Well, there I was, gearing up for a battle royal, when the telephone rang.
“Hello, Mrs. Levy,” said a man with a cordial voice. “This is [name omitted] from the Division of Traffic Control. I understand that you and your husband object to the ‘Blind Person Area’ sign near your home and that you wish to know who requested that it be placed there.”
“Uh,” I replied, wishing that my words would not fail me so abysmally, “yes, that’s true.” Something told me that it would be okay to take off my boxing gloves. I was right. I am stunned.
The voice continued smoothly, “No problem. And we want to apologize if the sign offended you. It will be removed promptly.”

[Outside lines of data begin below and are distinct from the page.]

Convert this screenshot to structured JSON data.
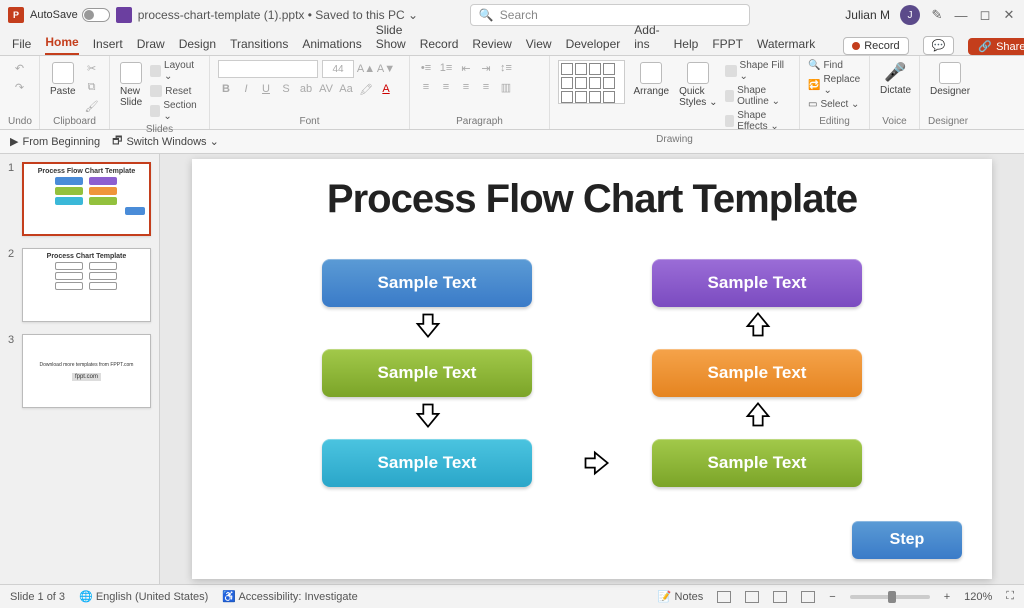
{
  "titlebar": {
    "autosave": "AutoSave",
    "docname": "process-chart-template (1).pptx • Saved to this PC ⌄",
    "search_placeholder": "Search",
    "user": "Julian M",
    "avatar_initial": "J"
  },
  "tabs": {
    "file": "File",
    "home": "Home",
    "insert": "Insert",
    "draw": "Draw",
    "design": "Design",
    "transitions": "Transitions",
    "animations": "Animations",
    "slideshow": "Slide Show",
    "record": "Record",
    "review": "Review",
    "view": "View",
    "developer": "Developer",
    "addins": "Add-ins",
    "help": "Help",
    "fppt": "FPPT",
    "watermark": "Watermark",
    "record_btn": "Record",
    "share": "Share"
  },
  "ribbon": {
    "undo": "Undo",
    "clipboard": "Clipboard",
    "paste": "Paste",
    "slides": "Slides",
    "newslide": "New\nSlide",
    "layout": "Layout ⌄",
    "reset": "Reset",
    "section": "Section ⌄",
    "font": "Font",
    "fontsize": "44",
    "paragraph": "Paragraph",
    "drawing": "Drawing",
    "arrange": "Arrange",
    "quickstyles": "Quick\nStyles ⌄",
    "shapefill": "Shape Fill ⌄",
    "shapeoutline": "Shape Outline ⌄",
    "shapeeffects": "Shape Effects ⌄",
    "editing": "Editing",
    "find": "Find",
    "replace": "Replace ⌄",
    "select": "Select ⌄",
    "voice": "Voice",
    "dictate": "Dictate",
    "designer": "Designer"
  },
  "quickbar": {
    "frombeginning": "From Beginning",
    "switchwindows": "Switch Windows ⌄"
  },
  "thumbs": {
    "t1_title": "Process Flow Chart Template",
    "t2_title": "Process Chart Template",
    "t3_text": "Download more templates from FPPT.com",
    "t3_link": "fppt.com"
  },
  "slide": {
    "title": "Process Flow Chart Template",
    "box1": "Sample Text",
    "box2": "Sample Text",
    "box3": "Sample Text",
    "box4": "Sample Text",
    "box5": "Sample Text",
    "box6": "Sample Text",
    "step": "Step"
  },
  "status": {
    "slide": "Slide 1 of 3",
    "lang": "English (United States)",
    "access": "Accessibility: Investigate",
    "notes": "Notes",
    "zoom": "120%"
  }
}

“It will?” I echoed, almost disappointed that my cause célèbre was about to evaporate.
“Yes, ma’am. And you have every right to know who requested the sign in the first place. His name is [name omitted] and he lives at [address omitted]. Do you know him?”
“Never heard of him in my life,” said I.
“Really? We assumed he was your friend,” the man replied. (Oy, with friends like these…) “And since he was bringing such a sensitive matter to our attention, we rushed to take care of it. By the way, he also requested that a stop sign be placed at the same location.”
I immediately informed my gentleman caller that we would be fully in favor of a stop sign, something that could benefit every driver and pedestrian. Then I tried to explain that the “sensitive” thing to do when a community member requests a sign of relevance to a third party is to consult with the third party before taking action. After several reiterations, I was left with the sobering impression that the caller had not absorbed my definition of sensitivity.
Before concluding our call, I brought up our interest in a traffic light at the other end of our block, where the perpendicular traffic of West Broadway is harrowing. I was given the name and address of the appropriate contact person at our county’s Department of Public Works. Yet one more item on my to-do list.
All of this occurred late Tuesday afternoon. On Wednesday at about 1 p.m., my friend stopped by. Immediately upon entering, she commented, “Well, I guess Michael is no longer blind or no longer lives here.”
My eyes widened. My jaw dropped. “You mean…”
“Yup,” she replied, flashing a conspiratorial grin. “It’s gone.”
The only downside to this dénouement is that I had to tell Michael that he would never have his chance to be photographed — as he had been gleefully planning for weeks now — sitting behind the wheel of his friend’s car several feet in front of the yellow sign that is no more.